◆ Exercise description
Check each line of the records below and collect those holding "name".

◆ Supplied information
◆ ◆ ◆ ◆ ◆

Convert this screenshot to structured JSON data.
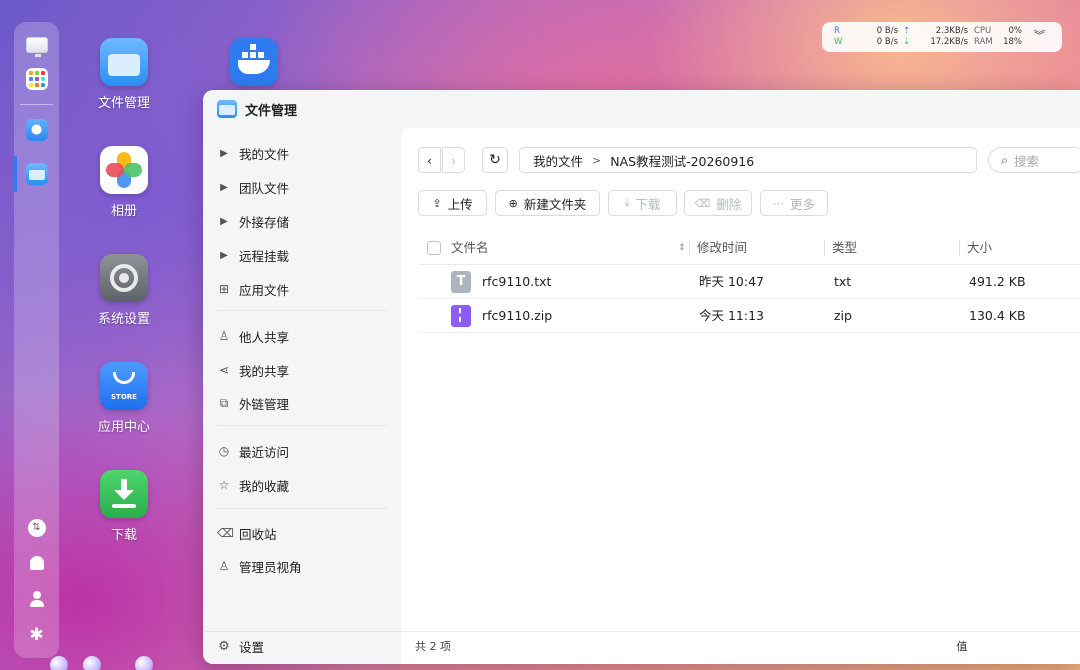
{
  "desktop": {
    "icons": [
      {
        "label": "文件管理",
        "icon": "file-manager-icon"
      },
      {
        "label": "相册",
        "icon": "photos-icon"
      },
      {
        "label": "系统设置",
        "icon": "settings-gear-icon"
      },
      {
        "label": "应用中心",
        "icon": "app-store-icon",
        "badge": "STORE"
      },
      {
        "label": "下载",
        "icon": "download-icon"
      },
      {
        "label": "",
        "icon": "docker-icon"
      }
    ]
  },
  "status": {
    "r_label": "R",
    "w_label": "W",
    "r_disk": "0 B/s",
    "w_disk": "0 B/s",
    "up_net": "2.3KB/s",
    "down_net": "17.2KB/s",
    "cpu_label": "CPU",
    "cpu": "0%",
    "ram_label": "RAM",
    "ram": "18%"
  },
  "window": {
    "title": "文件管理",
    "sidebar": {
      "items": [
        {
          "label": "我的文件",
          "icon": "caret-right-icon"
        },
        {
          "label": "团队文件",
          "icon": "caret-right-icon"
        },
        {
          "label": "外接存储",
          "icon": "caret-right-icon"
        },
        {
          "label": "远程挂载",
          "icon": "caret-right-icon"
        },
        {
          "label": "应用文件",
          "icon": "grid-icon"
        },
        {
          "label": "他人共享",
          "icon": "users-icon"
        },
        {
          "label": "我的共享",
          "icon": "share-icon"
        },
        {
          "label": "外链管理",
          "icon": "external-link-icon"
        },
        {
          "label": "最近访问",
          "icon": "clock-icon"
        },
        {
          "label": "我的收藏",
          "icon": "star-icon"
        },
        {
          "label": "回收站",
          "icon": "trash-icon"
        },
        {
          "label": "管理员视角",
          "icon": "admin-user-icon"
        }
      ],
      "settings_label": "设置"
    },
    "path": {
      "root": "我的文件",
      "separator": ">",
      "current": "NAS教程测试-20260916"
    },
    "search_placeholder": "搜索",
    "toolbar": {
      "upload": "上传",
      "new_folder": "新建文件夹",
      "download": "下载",
      "delete": "删除",
      "more": "更多"
    },
    "table": {
      "headers": {
        "name": "文件名",
        "modified": "修改时间",
        "type": "类型",
        "size": "大小"
      },
      "rows": [
        {
          "name": "rfc9110.txt",
          "modified": "昨天 10:47",
          "type": "txt",
          "size": "491.2 KB",
          "icon": "text-file-icon"
        },
        {
          "name": "rfc9110.zip",
          "modified": "今天 11:13",
          "type": "zip",
          "size": "130.4 KB",
          "icon": "zip-file-icon"
        }
      ]
    },
    "footer": "共 2 项"
  },
  "watermark": "什么值得买",
  "colors": {
    "accent": "#2f7bf6",
    "zip": "#8b5cf6",
    "txt": "#aeb4bf",
    "download_green": "#36c15a"
  }
}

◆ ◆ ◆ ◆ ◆

◆ Response to the task
        "name": "文件名",
          "name": "rfc9110.txt",
          "name": "rfc9110.zip",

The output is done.